BMM: This seems to fall in line with KESCO’s business model of designing “cohesive” wood pellet manufacturing systems.

J.K.: Exactly. The island approach to designing plants does not take overall process objectives into consideration. A cohesive design means a design that is looking at the operational costs of the entire operation, not just a specific island. One example, which I intend on discussing in detail during my presentation, is the impact of moisture content and temperature on the grinding process. Warmer material can improve pelleting efficiency while decreasing hammermilling efficiency. Some pellet mills require higher moisture material than others.  Higher moisture material may increase efficiency for certain pellet mills while significantly decreasing hammermilling efficiency. A cohesive plant design will take all these factors in consideration to determine the most efficient means of achieving their production objectives.

BMM: A common problem that some new wood pellet plants experience is bottle necks in process flow. What seems to be at the root of this problem? Can you tell us about KESCO’s experience when it comes to helping customers solve these issues? 

J.K.: There are two primary reasons for bottle necks in process flow. One is the material itself—we are dealing with wood fiber. A large portion of a wood pelleting system uses volumetrically sized equipment. Mechanical material handling equipment, surge bins, silos, air handling equipment, airlock valves and feed screws are some of the specific components that are sized volumetrically. Specific processes within the wood pelleting process can decrease product bulk density and flowability. One example is microchips versus pre-shredded chips. Both products share similar particle sizes, bulk densities and moisture content, but shredded material has very different material handling characteristics than microchips. The pre-shredded material can nest together, leading to backups in discharges and chutes. Most new plants do not have material that can be tested prior to designing the system, so assumptions must be made. This leads to the second reason for bottlenecks. It’s easy for producers to ask why manufacturers aren’t more conservative in their sizing of equipment—the short answer is price. Most pellet plant purchasing decisions are being made on price. KESCO tries to explain the difference between price and cost to our clients. The greatest cost to a pellet plant is not producing pellets at the design rate, quality or within a timeframe that meets their contractual commitments.  Establishing a design safety factor with the client is one of the most effective ways to eliminate potential bottlenecks while managing expectations of the system price.  

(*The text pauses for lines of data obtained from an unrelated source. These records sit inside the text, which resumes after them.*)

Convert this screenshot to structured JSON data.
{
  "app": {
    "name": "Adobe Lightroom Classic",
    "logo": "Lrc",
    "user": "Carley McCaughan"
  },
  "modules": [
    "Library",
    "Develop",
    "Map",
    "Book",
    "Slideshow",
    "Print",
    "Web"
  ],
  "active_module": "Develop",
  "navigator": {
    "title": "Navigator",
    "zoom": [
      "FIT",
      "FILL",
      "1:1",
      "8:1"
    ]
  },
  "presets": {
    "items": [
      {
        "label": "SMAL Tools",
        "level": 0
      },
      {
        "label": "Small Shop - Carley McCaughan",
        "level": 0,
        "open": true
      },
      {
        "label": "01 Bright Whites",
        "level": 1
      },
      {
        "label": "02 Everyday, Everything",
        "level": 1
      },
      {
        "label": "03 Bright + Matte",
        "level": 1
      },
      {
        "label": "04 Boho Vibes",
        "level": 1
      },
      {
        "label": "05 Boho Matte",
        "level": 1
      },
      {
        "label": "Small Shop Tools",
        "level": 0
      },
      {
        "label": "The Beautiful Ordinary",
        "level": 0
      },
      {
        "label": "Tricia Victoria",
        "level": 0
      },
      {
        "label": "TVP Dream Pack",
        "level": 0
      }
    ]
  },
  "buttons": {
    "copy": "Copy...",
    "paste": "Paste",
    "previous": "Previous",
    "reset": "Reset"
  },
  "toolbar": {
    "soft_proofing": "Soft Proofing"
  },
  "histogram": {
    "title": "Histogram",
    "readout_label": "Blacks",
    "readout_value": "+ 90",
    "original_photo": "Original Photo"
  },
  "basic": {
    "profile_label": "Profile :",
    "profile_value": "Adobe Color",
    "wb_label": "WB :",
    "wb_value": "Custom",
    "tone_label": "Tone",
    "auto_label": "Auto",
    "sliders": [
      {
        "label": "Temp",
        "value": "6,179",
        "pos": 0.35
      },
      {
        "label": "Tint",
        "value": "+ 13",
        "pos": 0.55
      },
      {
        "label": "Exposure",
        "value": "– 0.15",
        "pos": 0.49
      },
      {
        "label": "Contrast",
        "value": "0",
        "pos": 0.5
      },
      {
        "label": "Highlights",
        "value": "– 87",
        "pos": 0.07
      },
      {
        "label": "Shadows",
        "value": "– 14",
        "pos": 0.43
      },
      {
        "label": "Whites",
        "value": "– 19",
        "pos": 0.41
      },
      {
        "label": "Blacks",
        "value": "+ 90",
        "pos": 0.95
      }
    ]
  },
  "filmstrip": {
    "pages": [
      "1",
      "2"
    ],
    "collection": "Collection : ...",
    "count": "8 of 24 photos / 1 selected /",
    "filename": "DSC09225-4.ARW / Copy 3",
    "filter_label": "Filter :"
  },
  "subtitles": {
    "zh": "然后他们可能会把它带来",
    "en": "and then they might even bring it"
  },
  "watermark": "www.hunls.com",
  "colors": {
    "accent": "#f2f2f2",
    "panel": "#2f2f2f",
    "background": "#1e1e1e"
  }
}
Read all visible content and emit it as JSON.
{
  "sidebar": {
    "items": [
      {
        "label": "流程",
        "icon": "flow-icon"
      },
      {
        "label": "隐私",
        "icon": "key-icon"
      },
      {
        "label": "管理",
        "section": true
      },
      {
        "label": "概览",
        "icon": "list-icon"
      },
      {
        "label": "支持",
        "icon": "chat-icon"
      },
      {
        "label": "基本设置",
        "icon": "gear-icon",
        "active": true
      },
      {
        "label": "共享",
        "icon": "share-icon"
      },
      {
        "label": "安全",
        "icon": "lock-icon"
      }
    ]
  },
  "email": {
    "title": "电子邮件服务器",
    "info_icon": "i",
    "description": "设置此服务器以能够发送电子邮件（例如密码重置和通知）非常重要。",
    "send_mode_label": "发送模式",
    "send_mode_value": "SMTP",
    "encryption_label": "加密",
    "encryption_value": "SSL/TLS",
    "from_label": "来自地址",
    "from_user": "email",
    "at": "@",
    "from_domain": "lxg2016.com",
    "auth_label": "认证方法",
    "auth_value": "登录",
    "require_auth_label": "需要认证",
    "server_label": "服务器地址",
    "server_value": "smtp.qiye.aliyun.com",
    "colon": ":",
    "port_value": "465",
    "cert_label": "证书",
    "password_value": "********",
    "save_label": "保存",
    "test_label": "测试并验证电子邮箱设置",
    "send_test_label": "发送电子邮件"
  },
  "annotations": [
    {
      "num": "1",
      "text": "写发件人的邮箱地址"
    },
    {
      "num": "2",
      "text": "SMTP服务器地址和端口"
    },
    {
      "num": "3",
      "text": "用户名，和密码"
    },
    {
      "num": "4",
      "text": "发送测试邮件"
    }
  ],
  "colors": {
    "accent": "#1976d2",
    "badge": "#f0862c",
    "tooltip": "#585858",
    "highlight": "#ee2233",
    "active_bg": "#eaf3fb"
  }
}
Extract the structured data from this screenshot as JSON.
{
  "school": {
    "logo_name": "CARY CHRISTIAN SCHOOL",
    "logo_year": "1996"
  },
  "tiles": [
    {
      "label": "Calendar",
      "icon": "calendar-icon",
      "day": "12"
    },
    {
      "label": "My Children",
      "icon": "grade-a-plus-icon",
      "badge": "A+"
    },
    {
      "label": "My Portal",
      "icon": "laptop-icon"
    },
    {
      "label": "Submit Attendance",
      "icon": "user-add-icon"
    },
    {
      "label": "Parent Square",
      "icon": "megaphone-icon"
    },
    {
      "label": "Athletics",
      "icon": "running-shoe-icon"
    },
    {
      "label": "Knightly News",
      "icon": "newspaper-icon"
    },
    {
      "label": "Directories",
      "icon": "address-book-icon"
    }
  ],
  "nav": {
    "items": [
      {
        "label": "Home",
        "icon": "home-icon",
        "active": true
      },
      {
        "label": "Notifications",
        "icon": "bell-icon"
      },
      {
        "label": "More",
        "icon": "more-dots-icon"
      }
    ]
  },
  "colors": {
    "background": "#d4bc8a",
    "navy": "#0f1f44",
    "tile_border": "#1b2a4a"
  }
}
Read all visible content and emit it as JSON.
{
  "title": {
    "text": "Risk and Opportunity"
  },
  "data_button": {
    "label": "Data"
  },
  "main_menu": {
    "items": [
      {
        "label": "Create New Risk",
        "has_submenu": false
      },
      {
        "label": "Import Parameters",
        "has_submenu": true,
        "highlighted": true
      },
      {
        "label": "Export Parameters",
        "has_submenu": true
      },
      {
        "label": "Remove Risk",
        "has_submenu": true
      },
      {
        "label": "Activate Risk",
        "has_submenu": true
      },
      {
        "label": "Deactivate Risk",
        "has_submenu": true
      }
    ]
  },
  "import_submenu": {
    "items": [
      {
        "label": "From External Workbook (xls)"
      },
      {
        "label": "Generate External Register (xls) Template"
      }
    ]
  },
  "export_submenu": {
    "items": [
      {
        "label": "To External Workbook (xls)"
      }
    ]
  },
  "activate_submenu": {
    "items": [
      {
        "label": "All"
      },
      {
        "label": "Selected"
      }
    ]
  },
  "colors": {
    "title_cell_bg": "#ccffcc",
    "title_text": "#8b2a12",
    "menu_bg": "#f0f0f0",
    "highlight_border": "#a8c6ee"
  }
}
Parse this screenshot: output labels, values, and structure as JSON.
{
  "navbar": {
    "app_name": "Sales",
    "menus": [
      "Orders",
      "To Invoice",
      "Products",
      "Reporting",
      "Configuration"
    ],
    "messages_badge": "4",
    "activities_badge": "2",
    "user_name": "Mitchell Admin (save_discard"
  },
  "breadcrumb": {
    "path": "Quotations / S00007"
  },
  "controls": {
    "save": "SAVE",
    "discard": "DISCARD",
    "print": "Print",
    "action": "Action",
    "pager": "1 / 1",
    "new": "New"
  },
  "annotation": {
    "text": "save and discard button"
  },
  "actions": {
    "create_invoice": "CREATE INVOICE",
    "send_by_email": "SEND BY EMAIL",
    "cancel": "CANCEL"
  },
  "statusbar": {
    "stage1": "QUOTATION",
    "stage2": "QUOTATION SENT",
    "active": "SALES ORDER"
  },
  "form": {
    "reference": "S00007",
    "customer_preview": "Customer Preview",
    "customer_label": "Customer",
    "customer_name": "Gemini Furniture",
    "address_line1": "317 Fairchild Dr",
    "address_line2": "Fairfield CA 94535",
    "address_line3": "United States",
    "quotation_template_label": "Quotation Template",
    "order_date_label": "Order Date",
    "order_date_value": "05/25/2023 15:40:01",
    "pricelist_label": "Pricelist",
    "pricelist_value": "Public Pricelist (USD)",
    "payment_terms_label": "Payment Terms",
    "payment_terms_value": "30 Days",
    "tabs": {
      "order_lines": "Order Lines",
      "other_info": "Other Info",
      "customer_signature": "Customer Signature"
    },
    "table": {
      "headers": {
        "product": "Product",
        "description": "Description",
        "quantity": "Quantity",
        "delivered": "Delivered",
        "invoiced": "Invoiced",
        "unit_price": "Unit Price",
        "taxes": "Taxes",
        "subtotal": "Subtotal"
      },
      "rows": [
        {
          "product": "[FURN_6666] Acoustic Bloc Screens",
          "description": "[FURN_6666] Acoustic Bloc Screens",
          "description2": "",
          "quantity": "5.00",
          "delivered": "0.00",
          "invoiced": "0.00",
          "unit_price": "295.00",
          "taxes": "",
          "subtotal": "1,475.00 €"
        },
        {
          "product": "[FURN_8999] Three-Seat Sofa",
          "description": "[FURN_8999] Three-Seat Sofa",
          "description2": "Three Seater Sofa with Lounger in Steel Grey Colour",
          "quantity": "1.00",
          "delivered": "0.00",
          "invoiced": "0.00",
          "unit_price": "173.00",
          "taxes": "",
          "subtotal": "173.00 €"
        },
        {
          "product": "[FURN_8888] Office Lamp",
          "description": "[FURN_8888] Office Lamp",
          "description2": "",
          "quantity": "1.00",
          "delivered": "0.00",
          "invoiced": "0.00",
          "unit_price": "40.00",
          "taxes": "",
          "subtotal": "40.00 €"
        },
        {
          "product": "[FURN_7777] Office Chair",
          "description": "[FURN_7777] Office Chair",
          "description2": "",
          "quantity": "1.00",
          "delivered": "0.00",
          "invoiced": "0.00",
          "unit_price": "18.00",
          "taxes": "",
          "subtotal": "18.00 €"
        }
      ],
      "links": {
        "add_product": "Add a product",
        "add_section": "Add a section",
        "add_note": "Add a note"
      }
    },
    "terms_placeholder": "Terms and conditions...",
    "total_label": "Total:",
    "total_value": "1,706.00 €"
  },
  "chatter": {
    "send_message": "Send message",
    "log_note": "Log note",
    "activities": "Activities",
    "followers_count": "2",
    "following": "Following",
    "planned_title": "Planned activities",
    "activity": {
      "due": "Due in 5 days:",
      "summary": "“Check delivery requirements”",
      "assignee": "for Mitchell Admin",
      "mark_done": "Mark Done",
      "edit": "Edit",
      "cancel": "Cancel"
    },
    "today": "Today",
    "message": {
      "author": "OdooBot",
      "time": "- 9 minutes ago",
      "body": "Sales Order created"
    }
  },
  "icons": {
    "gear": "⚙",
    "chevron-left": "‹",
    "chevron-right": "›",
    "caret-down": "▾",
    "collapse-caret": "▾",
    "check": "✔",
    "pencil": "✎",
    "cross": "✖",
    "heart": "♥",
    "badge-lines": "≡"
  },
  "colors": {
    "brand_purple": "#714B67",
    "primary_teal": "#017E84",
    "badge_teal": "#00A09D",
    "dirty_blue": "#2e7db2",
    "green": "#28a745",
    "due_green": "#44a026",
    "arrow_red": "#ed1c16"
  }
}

BMM: Are you seeing any trends right now in the wood pellet industry?

J.K.: Green chip shredding is being incorporated into most new wood pellet plants. This process further reduces the chips prior to drying, and allows the wood yard to produce a larger, looser tolerance chip. Pre-shredding will break open the chip, allowing the dryer to operate more efficiently. Pre-shredding chips can produce enough fiber that meets particle size specification to justify screening the product prior to dry hammermilling. This decreases the amount of material that needs to run through the dry hammermilling process. Green chip shredding and dry hammermilling must be evaluated together to minimize connected horsepower. Recycling a percentage of dry hammermill air is also gaining traction in wood pellet plant design. A properly designed air recycle system will decrease the amount of air exhausting to emission control equipment, while having minimal impact on the dry hammermilling efficiency. Minimizing the amount of air needing to be permitted is a common goal of all wood pellet producers.